In the data below, find every line with the word "arrow" and copy it out.

_Source data_
◆ ◆ ◆

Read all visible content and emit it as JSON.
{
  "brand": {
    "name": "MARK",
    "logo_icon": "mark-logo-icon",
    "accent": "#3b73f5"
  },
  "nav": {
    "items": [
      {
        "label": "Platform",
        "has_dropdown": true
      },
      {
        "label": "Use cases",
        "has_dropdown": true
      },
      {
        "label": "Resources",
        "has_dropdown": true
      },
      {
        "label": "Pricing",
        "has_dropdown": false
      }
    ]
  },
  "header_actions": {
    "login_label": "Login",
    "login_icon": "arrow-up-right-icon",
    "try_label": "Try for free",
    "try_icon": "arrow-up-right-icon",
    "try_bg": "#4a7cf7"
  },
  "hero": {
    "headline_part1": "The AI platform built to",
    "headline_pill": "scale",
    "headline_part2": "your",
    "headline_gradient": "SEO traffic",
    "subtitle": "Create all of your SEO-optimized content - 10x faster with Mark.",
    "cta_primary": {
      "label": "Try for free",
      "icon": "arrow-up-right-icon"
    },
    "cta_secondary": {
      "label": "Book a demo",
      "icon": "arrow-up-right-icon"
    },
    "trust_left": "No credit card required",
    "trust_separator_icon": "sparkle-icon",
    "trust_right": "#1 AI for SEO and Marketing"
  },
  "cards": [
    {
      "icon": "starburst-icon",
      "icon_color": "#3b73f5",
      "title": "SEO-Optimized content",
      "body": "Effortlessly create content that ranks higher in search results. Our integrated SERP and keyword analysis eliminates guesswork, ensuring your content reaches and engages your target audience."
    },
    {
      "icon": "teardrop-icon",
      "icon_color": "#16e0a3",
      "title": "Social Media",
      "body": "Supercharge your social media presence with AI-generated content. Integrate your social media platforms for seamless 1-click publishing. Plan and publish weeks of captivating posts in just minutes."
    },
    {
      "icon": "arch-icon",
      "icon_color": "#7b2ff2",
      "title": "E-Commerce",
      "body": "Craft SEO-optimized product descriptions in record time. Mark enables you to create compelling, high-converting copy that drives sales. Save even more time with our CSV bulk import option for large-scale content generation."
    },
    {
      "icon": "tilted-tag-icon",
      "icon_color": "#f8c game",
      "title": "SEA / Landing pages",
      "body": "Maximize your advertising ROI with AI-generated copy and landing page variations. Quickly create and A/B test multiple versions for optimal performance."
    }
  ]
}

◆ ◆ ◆

_Output for this task_
    "login_icon": "arrow-up-right-icon",
    "try_icon": "arrow-up-right-icon",
      "icon": "arrow-up-right-icon"
      "icon": "arrow-up-right-icon"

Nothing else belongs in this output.